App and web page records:
= = = = =

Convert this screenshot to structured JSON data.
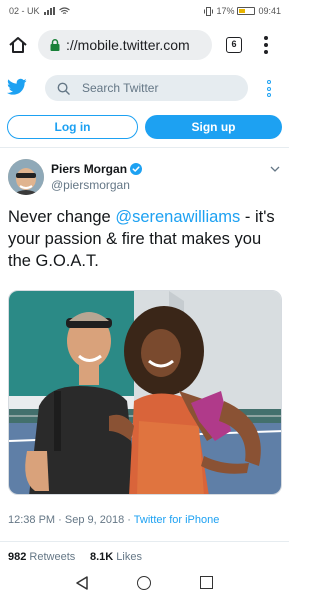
{
  "status_bar": {
    "carrier": "02 - UK",
    "battery_percent": "17%",
    "time": "09:41",
    "battery_level": 0.17
  },
  "browser": {
    "url": "://mobile.twitter.com",
    "tab_count": "6",
    "icons": [
      "home-icon",
      "lock-icon",
      "menu-dots-icon"
    ]
  },
  "twitter": {
    "search_placeholder": "Search Twitter",
    "login_label": "Log in",
    "signup_label": "Sign up",
    "accent": "#1da1f2"
  },
  "tweet": {
    "author_name": "Piers Morgan",
    "author_handle": "@piersmorgan",
    "text_prefix": "Never change ",
    "mention": "@serenawilliams",
    "text_suffix": " - it's your passion & fire that makes you the G.O.A.T.",
    "timestamp": "12:38 PM · Sep 9, 2018 · ",
    "source": "Twitter for iPhone",
    "retweets_count": "982",
    "retweets_label": " Retweets",
    "likes_count": "8.1K",
    "likes_label": " Likes"
  }
}
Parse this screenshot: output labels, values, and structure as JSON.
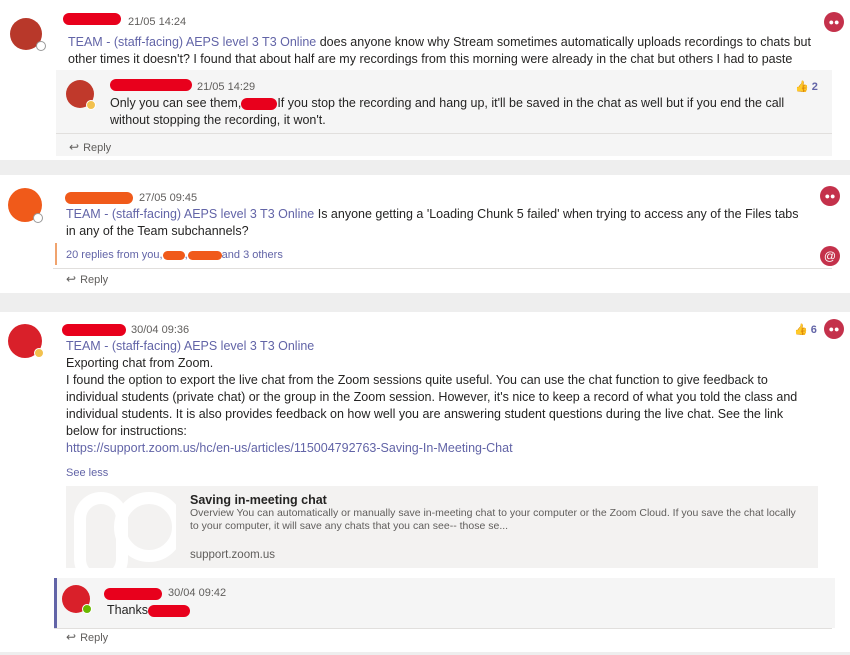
{
  "colors": {
    "accent": "#6264a7",
    "redact": "#e8001c",
    "redact_orange": "#f05a1a",
    "mention": "#c4314b"
  },
  "post1": {
    "time": "21/05 14:24",
    "team": "TEAM - (staff-facing) AEPS level 3 T3 Online",
    "text": " does anyone know why Stream sometimes automatically uploads recordings to chats but other times it doesn't?  I found that about half are my recordings from this morning were already in the chat but others I had to paste there myself",
    "reply_item": {
      "time": "21/05 14:29",
      "text_a": "Only you can see them,",
      "text_b": "If you stop the recording and hang up, it'll be saved in the chat as well but if you end the call without stopping the recording, it won't.",
      "reaction_count": "2"
    },
    "reply_label": "Reply"
  },
  "post2": {
    "time": "27/05 09:45",
    "team": "TEAM - (staff-facing) AEPS level 3 T3 Online",
    "text": " Is anyone getting a 'Loading Chunk 5 failed' when trying to access any of the Files tabs in any of the Team subchannels?",
    "replies_a": "20 replies from you,",
    "replies_b": ",",
    "replies_c": "and 3 others",
    "reply_label": "Reply"
  },
  "post3": {
    "time": "30/04 09:36",
    "team": "TEAM - (staff-facing) AEPS level 3 T3 Online",
    "line1": "Exporting chat from Zoom.",
    "body": "I found the option to export the live chat from the Zoom sessions quite useful. You can use the chat function to give feedback to individual students (private chat) or the group in the Zoom session. However, it's nice to keep a record of what you told the class and individual students. It is also provides feedback on how well you are answering student questions during the live chat. See the link below for instructions:",
    "url": "https://support.zoom.us/hc/en-us/articles/115004792763-Saving-In-Meeting-Chat",
    "see_less": "See less",
    "reaction_count": "6",
    "card": {
      "title": "Saving in-meeting chat",
      "desc": "Overview You can automatically or manually save in-meeting chat to your computer or the Zoom Cloud. If you save the chat locally to your computer, it will save any chats that you can see-- those se...",
      "domain": "support.zoom.us"
    },
    "reply_item": {
      "time": "30/04 09:42",
      "text": "Thanks"
    },
    "reply_label": "Reply"
  }
}
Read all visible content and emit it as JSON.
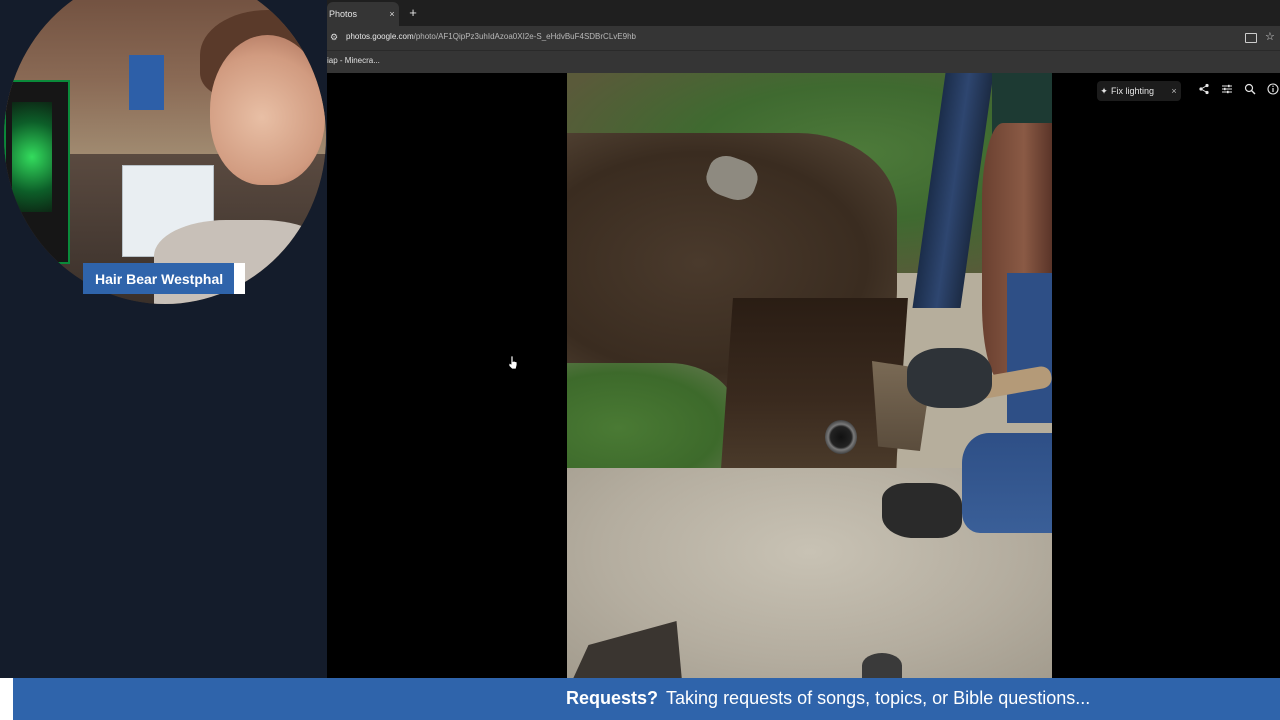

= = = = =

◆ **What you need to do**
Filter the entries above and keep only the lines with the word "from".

◆ **Task output**
    "text": " does anyone know why Stream sometimes automatically uploads recordings to chats but other times it doesn't?  I found that about half are my recordings from this morning were already in the chat but others I had to paste there myself",
    "replies_a": "20 replies from you,",
    "line1": "Exporting chat from Zoom.",
    "body": "I found the option to export the live chat from the Zoom sessions quite useful. You can use the chat function to give feedback to individual students (private chat) or the group in the Zoom session. However, it's nice to keep a record of what you told the class and individual students. It is also provides feedback on how well you are answering student questions during the live chat. See the link below for instructions:",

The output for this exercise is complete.